■ Description of the task: Every line below that holds the word "name" must be listed.

Component data from apps and pages

((

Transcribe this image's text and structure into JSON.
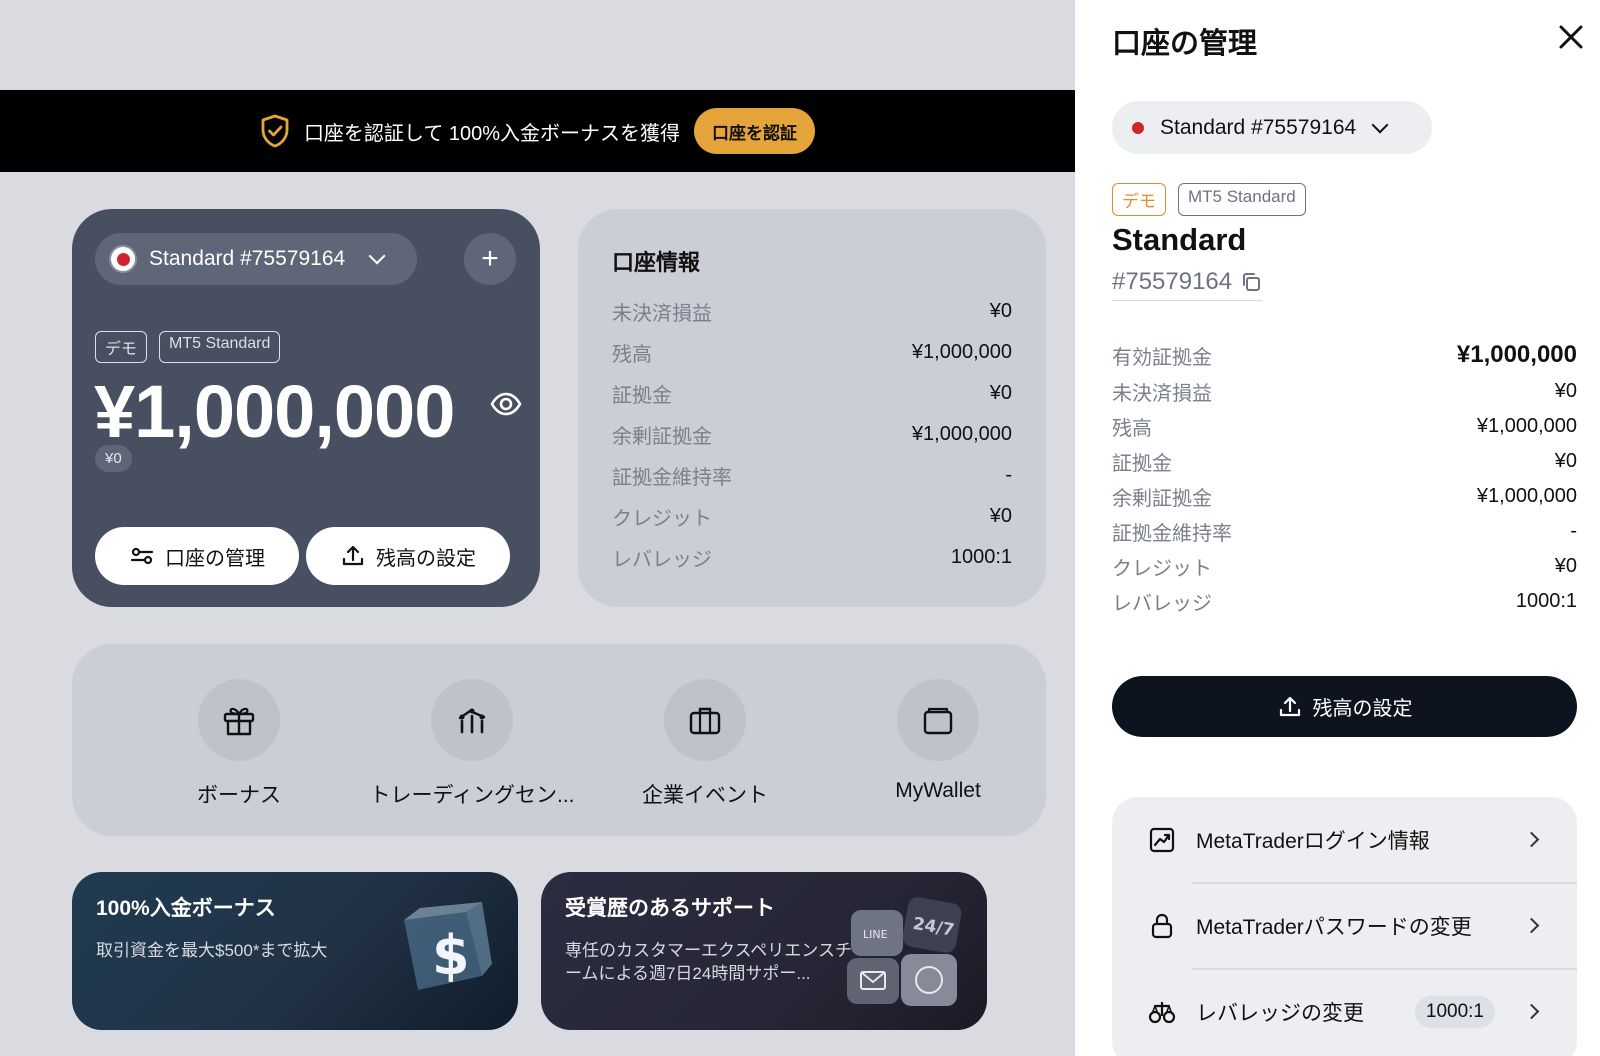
{
  "banner": {
    "text": "口座を認証して 100%入金ボーナスを獲得",
    "button": "口座を認証"
  },
  "account_card": {
    "account_label": "Standard #75579164",
    "tag_demo": "デモ",
    "tag_type": "MT5 Standard",
    "balance": "¥1,000,000",
    "sub_balance": "¥0",
    "manage_button": "口座の管理",
    "set_balance_button": "残高の設定"
  },
  "info_card": {
    "title": "口座情報",
    "rows": [
      {
        "label": "未決済損益",
        "value": "¥0"
      },
      {
        "label": "残高",
        "value": "¥1,000,000"
      },
      {
        "label": "証拠金",
        "value": "¥0"
      },
      {
        "label": "余剰証拠金",
        "value": "¥1,000,000"
      },
      {
        "label": "証拠金維持率",
        "value": "-"
      },
      {
        "label": "クレジット",
        "value": "¥0"
      },
      {
        "label": "レバレッジ",
        "value": "1000:1"
      }
    ]
  },
  "quick_actions": [
    {
      "label": "ボーナス",
      "icon": "gift-icon"
    },
    {
      "label": "トレーディングセン...",
      "icon": "chart-bars-icon"
    },
    {
      "label": "企業イベント",
      "icon": "briefcase-icon"
    },
    {
      "label": "MyWallet",
      "icon": "wallet-icon"
    }
  ],
  "promos": [
    {
      "title": "100%入金ボーナス",
      "text": "取引資金を最大$500*まで拡大"
    },
    {
      "title": "受賞歴のあるサポート",
      "text": "専任のカスタマーエクスペリエンスチームによる週7日24時間サポー..."
    }
  ],
  "panel": {
    "title": "口座の管理",
    "account_label": "Standard #75579164",
    "tag_demo": "デモ",
    "tag_type": "MT5 Standard",
    "name": "Standard",
    "number": "#75579164",
    "rows": [
      {
        "label": "有効証拠金",
        "value": "¥1,000,000"
      },
      {
        "label": "未決済損益",
        "value": "¥0"
      },
      {
        "label": "残高",
        "value": "¥1,000,000"
      },
      {
        "label": "証拠金",
        "value": "¥0"
      },
      {
        "label": "余剰証拠金",
        "value": "¥1,000,000"
      },
      {
        "label": "証拠金維持率",
        "value": "-"
      },
      {
        "label": "クレジット",
        "value": "¥0"
      },
      {
        "label": "レバレッジ",
        "value": "1000:1"
      }
    ],
    "set_balance_button": "残高の設定",
    "menu": [
      {
        "label": "MetaTraderログイン情報",
        "icon": "chart-login-icon"
      },
      {
        "label": "MetaTraderパスワードの変更",
        "icon": "lock-icon"
      },
      {
        "label": "レバレッジの変更",
        "icon": "scale-icon",
        "badge": "1000:1"
      }
    ]
  },
  "colors": {
    "banner_button": "#e5a43a",
    "card_dark": "#474f61",
    "panel_button": "#0d1420",
    "demo_tag": "#e38a2c",
    "flag_red": "#d1242c"
  }
}
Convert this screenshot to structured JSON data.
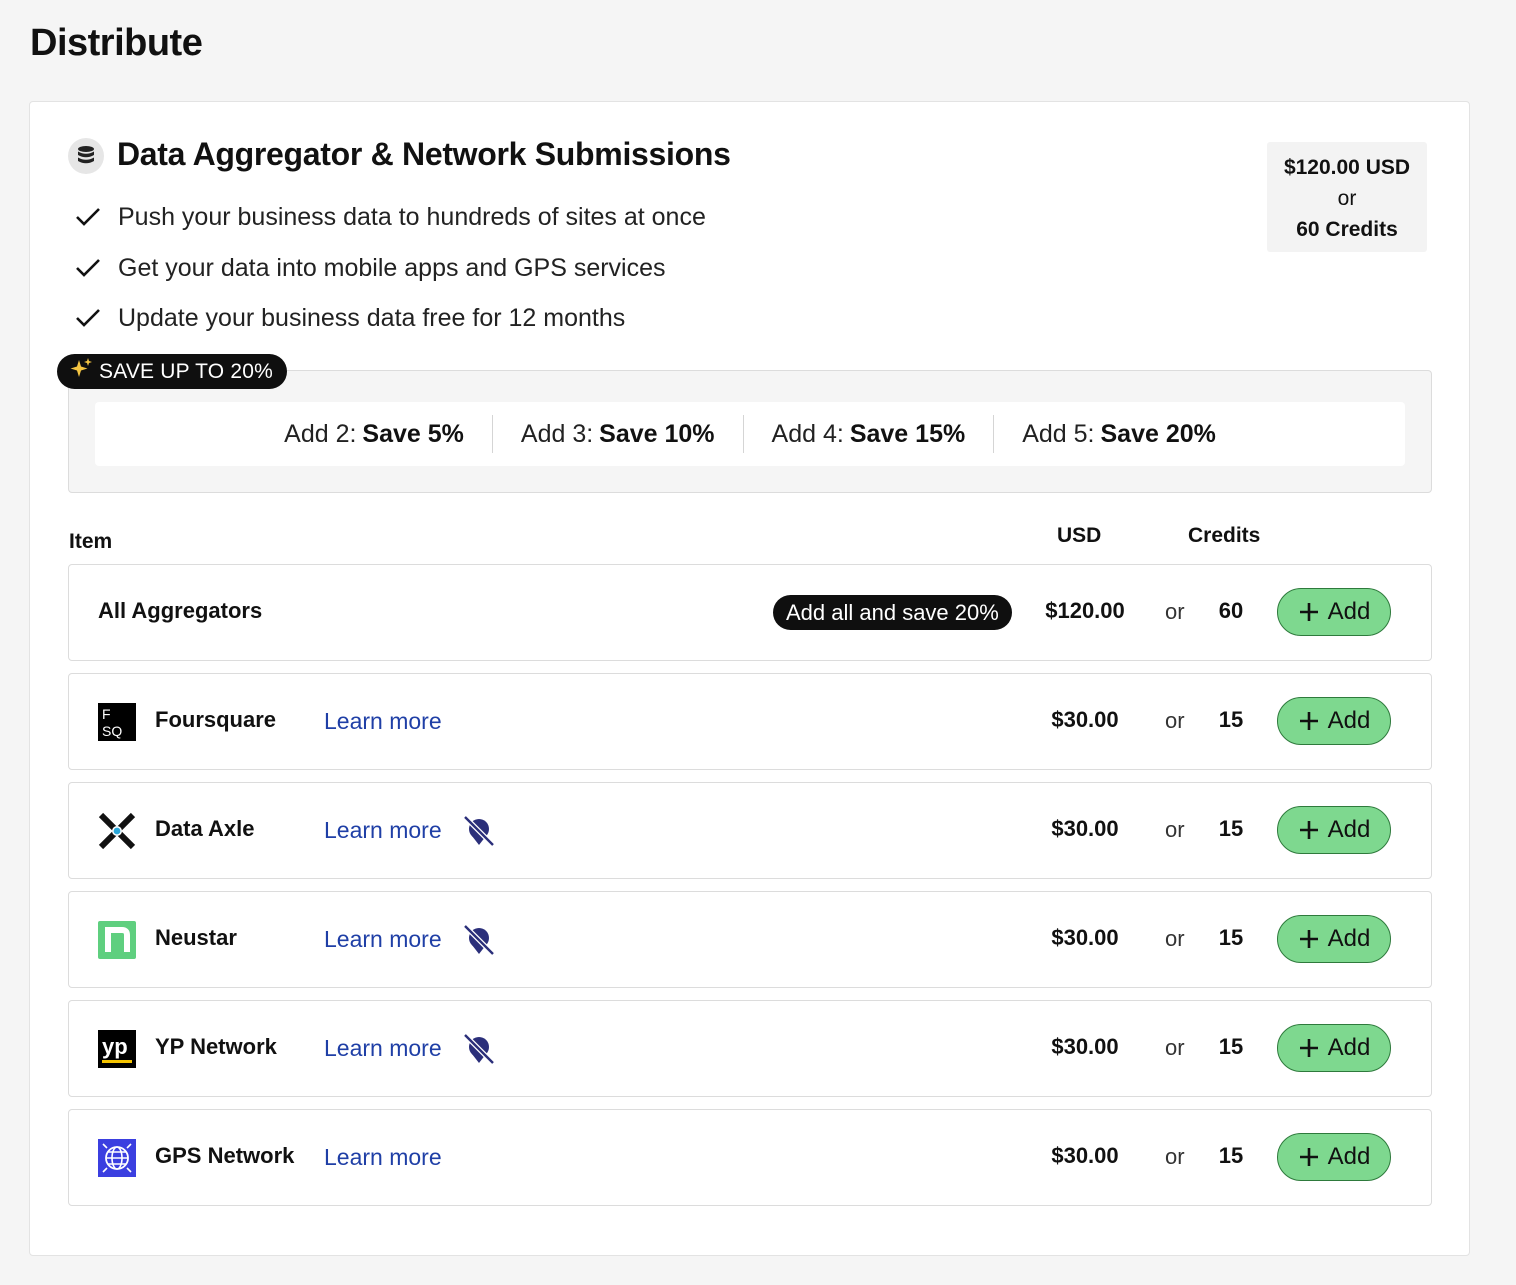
{
  "page": {
    "title": "Distribute"
  },
  "section": {
    "title": "Data Aggregator & Network Submissions",
    "price": {
      "usd": "$120.00 USD",
      "or": "or",
      "credits": "60 Credits"
    },
    "features": [
      "Push your business data to hundreds of sites at once",
      "Get your data into mobile apps and GPS services",
      "Update your business data free for 12 months"
    ]
  },
  "savings": {
    "badge": "SAVE UP TO 20%",
    "tiers": [
      {
        "label": "Add 2:",
        "value": "Save 5%"
      },
      {
        "label": "Add 3:",
        "value": "Save 10%"
      },
      {
        "label": "Add 4:",
        "value": "Save 15%"
      },
      {
        "label": "Add 5:",
        "value": "Save 20%"
      }
    ]
  },
  "table": {
    "headers": {
      "item": "Item",
      "usd": "USD",
      "credits": "Credits"
    },
    "all": {
      "name": "All Aggregators",
      "pill": "Add all and save 20%",
      "usd": "$120.00",
      "or": "or",
      "credits": "60",
      "add": "Add"
    },
    "rows": [
      {
        "name": "Foursquare",
        "learn": "Learn more",
        "usd": "$30.00",
        "or": "or",
        "credits": "15",
        "add": "Add",
        "logo": "foursquare-logo",
        "logo_text": "F SQ"
      },
      {
        "name": "Data Axle",
        "learn": "Learn more",
        "usd": "$30.00",
        "or": "or",
        "credits": "15",
        "add": "Add",
        "logo": "data-axle-logo"
      },
      {
        "name": "Neustar",
        "learn": "Learn more",
        "usd": "$30.00",
        "or": "or",
        "credits": "15",
        "add": "Add",
        "logo": "neustar-logo"
      },
      {
        "name": "YP Network",
        "learn": "Learn more",
        "usd": "$30.00",
        "or": "or",
        "credits": "15",
        "add": "Add",
        "logo": "yp-logo",
        "logo_text": "yp"
      },
      {
        "name": "GPS Network",
        "learn": "Learn more",
        "usd": "$30.00",
        "or": "or",
        "credits": "15",
        "add": "Add",
        "logo": "gps-globe-logo"
      }
    ]
  },
  "colors": {
    "accent_green": "#7ed88f",
    "link_blue": "#1f3fa6",
    "dark": "#0f0f0f",
    "neustar_green": "#5fcf7f",
    "gps_blue": "#3b3fe0"
  }
}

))

■ Task result:
    "name": "Standard",
      "name": "All Aggregators",
        "name": "Foursquare",
        "name": "Data Axle",
        "name": "Neustar",
        "name": "YP Network",
        "name": "GPS Network",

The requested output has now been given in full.